We recommend that you always go with a local guide, or two, to help you respect local etiquette and get the most out of your hiking experience. In many cases, you cannot go to areas independently and must go with guides.

When staying in a village, it is customary to ask permission from the Chief of the community and introduce yourself. You should expect to make a small payment to your village hosts for accommodation and meals.

Some of them may ask you for land entry fees to enter their land or to go to their natural attractions. They will also let you know if any place is “tabu” and forbidden to access. Your guides can assist you with these conversations and transactions.

cultural etiquette 2

Personal Safety

Vanuatu is a very safe place to hike and explore but we always recommend you hike with a guide.
Women are advised to not hike alone and to exercise caution at night.
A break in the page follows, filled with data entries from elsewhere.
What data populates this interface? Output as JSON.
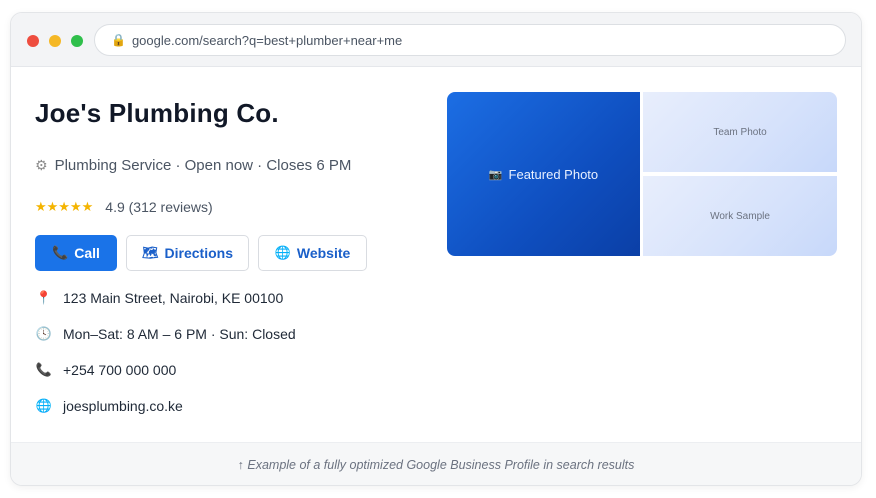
{
  "browser": {
    "url": "google.com/search?q=best+plumber+near+me"
  },
  "business": {
    "name": "Joe's Plumbing Co.",
    "category_line": "Plumbing Service · Open now · Closes 6 PM",
    "stars": "★★★★★",
    "rating_text": "4.9 (312 reviews)",
    "address": "123 Main Street, Nairobi, KE 00100",
    "hours": "Mon–Sat: 8 AM – 6 PM · Sun: Closed",
    "phone": "+254 700 000 000",
    "website": "joesplumbing.co.ke"
  },
  "actions": {
    "call_label": "Call",
    "directions_label": "Directions",
    "website_label": "Website"
  },
  "photos": {
    "featured_label": "Featured Photo",
    "team_label": "Team Photo",
    "work_label": "Work Sample"
  },
  "caption": "↑ Example of a fully optimized Google Business Profile in search results",
  "icons": {
    "lock": "lock-icon",
    "gear": "gear-icon",
    "phone": "phone-icon",
    "map": "map-icon",
    "globe": "globe-icon",
    "pin": "pin-icon",
    "clock": "clock-icon",
    "camera": "camera-icon"
  },
  "colors": {
    "accent": "#1a73e8",
    "star": "#f4b400",
    "link": "#1a5fc9"
  }
}
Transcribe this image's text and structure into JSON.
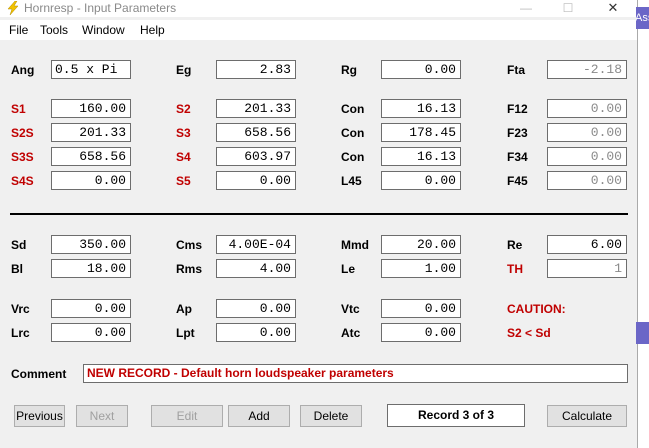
{
  "window": {
    "title": "Hornresp - Input Parameters",
    "minimize": "—",
    "maximize": "☐",
    "close": "✕"
  },
  "menu": {
    "file": "File",
    "tools": "Tools",
    "window": "Window",
    "help": "Help"
  },
  "top": {
    "ang_label": "Ang",
    "ang_value": "0.5 x Pi",
    "eg_label": "Eg",
    "eg_value": "2.83",
    "rg_label": "Rg",
    "rg_value": "0.00",
    "fta_label": "Fta",
    "fta_value": "-2.18"
  },
  "horn": {
    "s1_label": "S1",
    "s1_value": "160.00",
    "s2_label": "S2",
    "s2_value": "201.33",
    "con1_label": "Con",
    "con1_value": "16.13",
    "f12_label": "F12",
    "f12_value": "0.00",
    "s2s_label": "S2S",
    "s2s_value": "201.33",
    "s3_label": "S3",
    "s3_value": "658.56",
    "con2_label": "Con",
    "con2_value": "178.45",
    "f23_label": "F23",
    "f23_value": "0.00",
    "s3s_label": "S3S",
    "s3s_value": "658.56",
    "s4_label": "S4",
    "s4_value": "603.97",
    "con3_label": "Con",
    "con3_value": "16.13",
    "f34_label": "F34",
    "f34_value": "0.00",
    "s4s_label": "S4S",
    "s4s_value": "0.00",
    "s5_label": "S5",
    "s5_value": "0.00",
    "l45_label": "L45",
    "l45_value": "0.00",
    "f45_label": "F45",
    "f45_value": "0.00"
  },
  "driver": {
    "sd_label": "Sd",
    "sd_value": "350.00",
    "cms_label": "Cms",
    "cms_value": "4.00E-04",
    "mmd_label": "Mmd",
    "mmd_value": "20.00",
    "re_label": "Re",
    "re_value": "6.00",
    "bl_label": "Bl",
    "bl_value": "18.00",
    "rms_label": "Rms",
    "rms_value": "4.00",
    "le_label": "Le",
    "le_value": "1.00",
    "th_label": "TH",
    "th_value": "1"
  },
  "chambers": {
    "vrc_label": "Vrc",
    "vrc_value": "0.00",
    "ap_label": "Ap",
    "ap_value": "0.00",
    "vtc_label": "Vtc",
    "vtc_value": "0.00",
    "lrc_label": "Lrc",
    "lrc_value": "0.00",
    "lpt_label": "Lpt",
    "lpt_value": "0.00",
    "atc_label": "Atc",
    "atc_value": "0.00"
  },
  "caution": {
    "title": "CAUTION:",
    "message": "S2 < Sd"
  },
  "comment": {
    "label": "Comment",
    "value": "NEW RECORD - Default horn loudspeaker parameters"
  },
  "buttons": {
    "previous": "Previous",
    "next": "Next",
    "edit": "Edit",
    "add": "Add",
    "delete": "Delete",
    "record": "Record 3 of 3",
    "calculate": "Calculate"
  },
  "background_window": {
    "title_fragment": "Ass"
  },
  "colors": {
    "red_label": "#c00000",
    "accent_purple": "#6b66c7"
  }
}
It is recommended to not bring valuables on your hiking trip, not show off/be discreet with your valuables and keep mobile phones and other electronic equipment safely stored.

When staying in a village, out of respect for customary laws please report any problems to your guide who will be your interpreter and intermediary with the Chief of the community.
No need to worry if a local is waving at you, machete in hand. It is just a tool and not a weapon! Generally, Ni-Vanuatu will never go in the bush without their “bush knife” and from the age of three, children learn how to use them.

Dress appropriately

When hiking in Vanuatu, especially in outer islands, wearing revealing shorts or swimming costumes can be seen as disrespectful, and can even be interpreted as flirtatious. Women are recommended to swim in t-shirts or sarongs, and to wear long skirts or to tie a sarong on top of your shorts and cover your chest and shoulders when visiting villages. For the same reasons, avoid public displays of affection between couples, or nudity.

In God we stand

The Christian religion is predominant in Vanuatu, and in many cases stands along customary law and practices. There are many churches and different denominations, including Catholic, Anglican, Methodist, Presbyterian Church of the Latter Day Saints, Seventh Day Adventist and so on.
If you hike into a village on a Saturday or a Sunday, please be respectful and do not disturb church services and celebrations. You are very welcome to attend church services and this can be a great way to meet the locals and show respect.

You can also expect shops and small businesses to be closed on Sundays.

Adopt the right attitude

If you ever need to ask for directions when hiking in Vanuatu, always ask open questions such as “what is the road to…?”. Ni-Vanuatu people won’t want to contradict you if you ask close-ended questions such as “Is that the direction to …?”.

Adopt the right tone and attitude when speaking with locals. Please do not blaspheme or swear, and do not confront Ni-Vanuatu people. Be patient and polite.

It is advisable to check travelling schedules and ask questions about travel arrangements, however be aware that in many cases arrangements will be made according to “island time” and it’s best to “go with the flow”. Stores can open or close before the time indicated, your plane can take off in advance, or hours or even days late.

Do not distribute gifts without asking your guide first. They will provide advice on what is appropriate to bring and who to give it to.

Ask permission

Be aware that Ni-Vanuatu people have their gardens away from their village in the bush and fruits you see along the trail may belong to someone. Ask permission from your guide first before picking any.

When visiting a village, ask permission before taking pictures of the village and its inhabitants, and especially of children. When you take photos, please do so in a sensitive way and don’t intrude on people. People love to see their images and these personal connections are often the highlight of your journey.

Drinking Kava

In the afternoon, you might be asked by locals to share a “shell’ of kava, Vanuatu’s traditional drink. Made from ground, dried Kava tuber, be aware that this drink has relaxing and anxiolytic effects but that it should be consumed with moderation if you are not used to it. Traditionally, only men are allowed to sit in the Nakamal and drink Kava.

Your guide will help you with Kava etiquette. We recommend you do not bring or drink alcohol when staying in local villages.